◆ Task details
How many of the lines below have "false" in them? Say the number and nothing more.

Study material: Begin

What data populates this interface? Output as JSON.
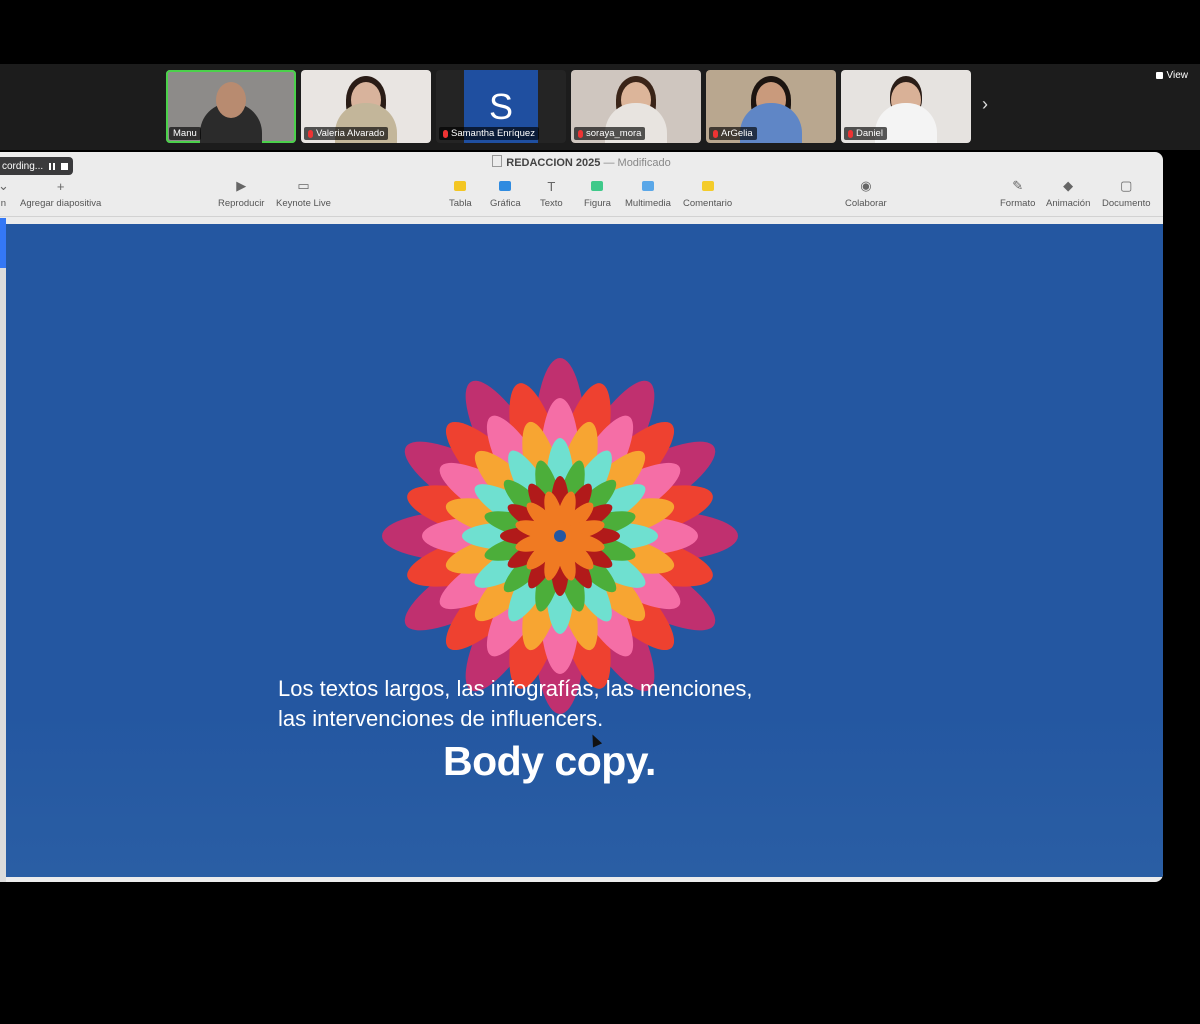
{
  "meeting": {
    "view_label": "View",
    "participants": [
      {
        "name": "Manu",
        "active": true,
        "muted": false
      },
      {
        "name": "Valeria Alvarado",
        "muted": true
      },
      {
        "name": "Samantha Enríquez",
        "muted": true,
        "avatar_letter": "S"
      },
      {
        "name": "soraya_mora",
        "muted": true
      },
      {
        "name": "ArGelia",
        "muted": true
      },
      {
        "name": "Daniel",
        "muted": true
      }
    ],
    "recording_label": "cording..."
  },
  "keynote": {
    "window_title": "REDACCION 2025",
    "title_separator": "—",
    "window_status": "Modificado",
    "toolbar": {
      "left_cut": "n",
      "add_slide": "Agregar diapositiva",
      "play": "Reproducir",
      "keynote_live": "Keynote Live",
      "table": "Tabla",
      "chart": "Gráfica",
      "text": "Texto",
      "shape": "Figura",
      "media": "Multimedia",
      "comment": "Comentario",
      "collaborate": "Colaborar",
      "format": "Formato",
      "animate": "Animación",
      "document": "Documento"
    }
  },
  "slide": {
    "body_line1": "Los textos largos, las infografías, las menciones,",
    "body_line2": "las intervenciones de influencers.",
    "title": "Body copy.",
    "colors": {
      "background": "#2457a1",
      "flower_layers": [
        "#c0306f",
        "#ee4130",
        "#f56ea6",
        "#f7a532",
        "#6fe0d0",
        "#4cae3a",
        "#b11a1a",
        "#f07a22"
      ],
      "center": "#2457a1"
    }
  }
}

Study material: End
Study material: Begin

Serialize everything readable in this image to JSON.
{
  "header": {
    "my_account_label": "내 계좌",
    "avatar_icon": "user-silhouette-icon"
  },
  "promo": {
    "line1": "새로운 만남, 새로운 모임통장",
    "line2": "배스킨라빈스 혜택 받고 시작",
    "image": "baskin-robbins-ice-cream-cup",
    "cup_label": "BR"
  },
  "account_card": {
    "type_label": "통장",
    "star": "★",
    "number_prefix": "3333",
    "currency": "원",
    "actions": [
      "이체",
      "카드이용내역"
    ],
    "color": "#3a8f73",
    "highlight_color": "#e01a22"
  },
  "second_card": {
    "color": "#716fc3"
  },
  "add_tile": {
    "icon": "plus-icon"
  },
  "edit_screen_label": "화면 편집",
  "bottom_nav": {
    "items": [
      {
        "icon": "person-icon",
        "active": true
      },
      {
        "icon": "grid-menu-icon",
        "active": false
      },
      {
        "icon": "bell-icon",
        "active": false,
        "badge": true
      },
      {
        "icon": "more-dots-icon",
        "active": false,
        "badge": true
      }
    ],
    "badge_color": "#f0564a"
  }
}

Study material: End
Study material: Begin

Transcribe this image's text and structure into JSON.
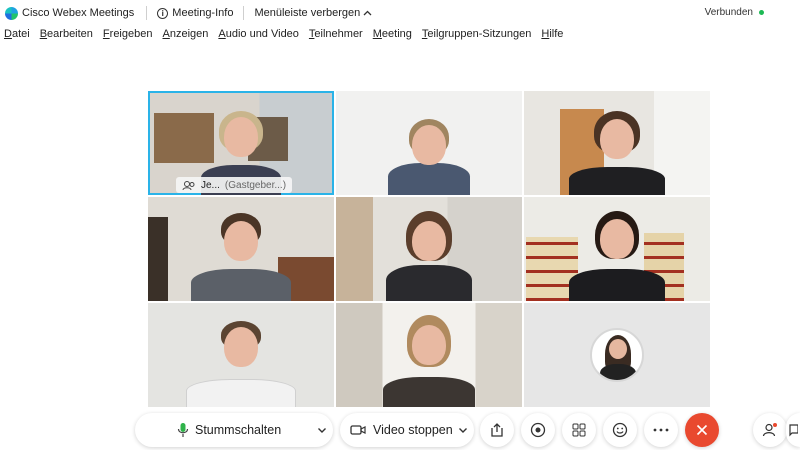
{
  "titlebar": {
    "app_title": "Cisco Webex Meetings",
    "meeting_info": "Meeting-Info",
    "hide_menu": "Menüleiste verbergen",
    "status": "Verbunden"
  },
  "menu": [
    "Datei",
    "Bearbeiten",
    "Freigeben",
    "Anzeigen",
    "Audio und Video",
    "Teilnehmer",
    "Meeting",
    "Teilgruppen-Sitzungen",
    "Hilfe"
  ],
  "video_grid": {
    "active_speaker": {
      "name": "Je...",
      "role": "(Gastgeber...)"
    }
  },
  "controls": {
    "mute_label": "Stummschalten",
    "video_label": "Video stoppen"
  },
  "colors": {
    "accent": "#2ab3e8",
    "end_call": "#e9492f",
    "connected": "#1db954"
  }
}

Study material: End

◆ Written solution
4